* _TASK STATEMENT_
Read the entries below and pull out each line with the string "name".

* _SUPPLIED DATA_
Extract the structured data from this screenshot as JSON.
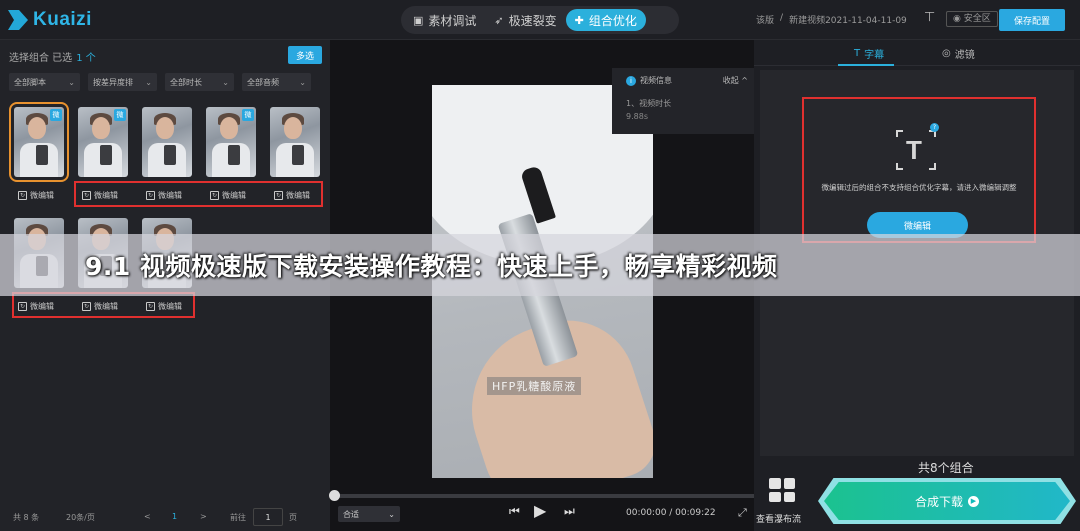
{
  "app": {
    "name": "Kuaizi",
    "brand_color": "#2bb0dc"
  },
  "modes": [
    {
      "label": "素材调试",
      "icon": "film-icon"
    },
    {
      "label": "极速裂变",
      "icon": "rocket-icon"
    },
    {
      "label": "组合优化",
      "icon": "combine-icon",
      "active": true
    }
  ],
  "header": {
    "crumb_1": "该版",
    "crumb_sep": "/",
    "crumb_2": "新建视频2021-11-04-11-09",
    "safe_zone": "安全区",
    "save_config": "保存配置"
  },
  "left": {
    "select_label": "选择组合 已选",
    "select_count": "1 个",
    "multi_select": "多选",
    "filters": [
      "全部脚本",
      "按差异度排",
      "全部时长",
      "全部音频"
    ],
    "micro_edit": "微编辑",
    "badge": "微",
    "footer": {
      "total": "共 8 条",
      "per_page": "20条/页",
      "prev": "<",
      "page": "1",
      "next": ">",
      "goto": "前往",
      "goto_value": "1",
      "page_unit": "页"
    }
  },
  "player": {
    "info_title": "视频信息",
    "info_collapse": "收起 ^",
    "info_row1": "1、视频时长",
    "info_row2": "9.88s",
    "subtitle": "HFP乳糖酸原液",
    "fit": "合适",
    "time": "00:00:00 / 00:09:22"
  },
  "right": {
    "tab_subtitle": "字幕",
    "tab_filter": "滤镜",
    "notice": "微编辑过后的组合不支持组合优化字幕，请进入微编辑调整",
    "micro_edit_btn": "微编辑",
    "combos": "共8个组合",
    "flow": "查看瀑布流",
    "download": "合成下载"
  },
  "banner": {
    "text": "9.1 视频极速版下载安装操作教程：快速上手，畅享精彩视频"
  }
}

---

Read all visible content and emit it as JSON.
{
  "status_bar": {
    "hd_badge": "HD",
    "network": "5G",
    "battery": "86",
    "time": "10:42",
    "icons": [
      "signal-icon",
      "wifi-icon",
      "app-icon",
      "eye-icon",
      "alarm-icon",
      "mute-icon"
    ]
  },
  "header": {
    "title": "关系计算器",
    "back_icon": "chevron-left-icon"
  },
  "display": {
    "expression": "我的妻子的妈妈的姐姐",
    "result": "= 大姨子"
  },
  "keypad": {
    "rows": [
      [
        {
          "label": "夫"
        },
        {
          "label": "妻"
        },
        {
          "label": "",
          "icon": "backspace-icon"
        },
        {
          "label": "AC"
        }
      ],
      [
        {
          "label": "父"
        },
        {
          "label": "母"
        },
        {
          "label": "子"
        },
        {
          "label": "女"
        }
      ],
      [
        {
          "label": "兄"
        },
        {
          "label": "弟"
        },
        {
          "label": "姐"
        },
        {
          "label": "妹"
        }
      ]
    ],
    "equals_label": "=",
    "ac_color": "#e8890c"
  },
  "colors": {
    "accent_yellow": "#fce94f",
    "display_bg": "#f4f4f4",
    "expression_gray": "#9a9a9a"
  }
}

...

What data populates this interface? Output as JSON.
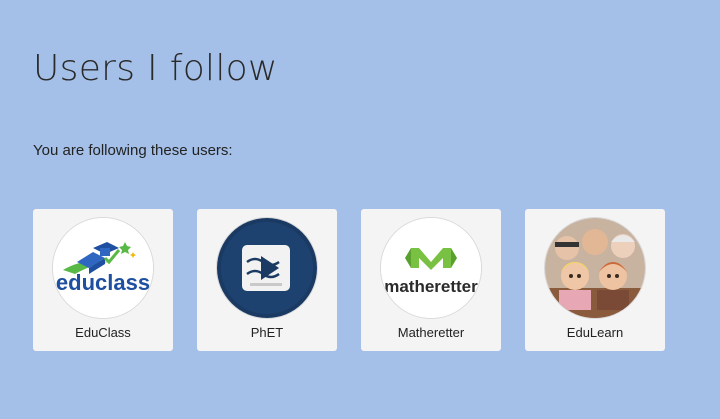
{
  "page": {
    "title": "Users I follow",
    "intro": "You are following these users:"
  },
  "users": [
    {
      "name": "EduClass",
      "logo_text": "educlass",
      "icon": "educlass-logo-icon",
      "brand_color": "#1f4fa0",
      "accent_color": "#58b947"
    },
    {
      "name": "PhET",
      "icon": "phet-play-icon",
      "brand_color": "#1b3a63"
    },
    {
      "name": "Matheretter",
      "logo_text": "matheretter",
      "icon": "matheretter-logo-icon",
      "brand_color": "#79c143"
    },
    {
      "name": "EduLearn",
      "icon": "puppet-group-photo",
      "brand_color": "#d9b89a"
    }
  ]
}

* _TASK OUTPUT_
    "name": "Kuaizi",
      "name": "EduClass",
      "name": "PhET",
      "name": "Matheretter",
      "name": "EduLearn",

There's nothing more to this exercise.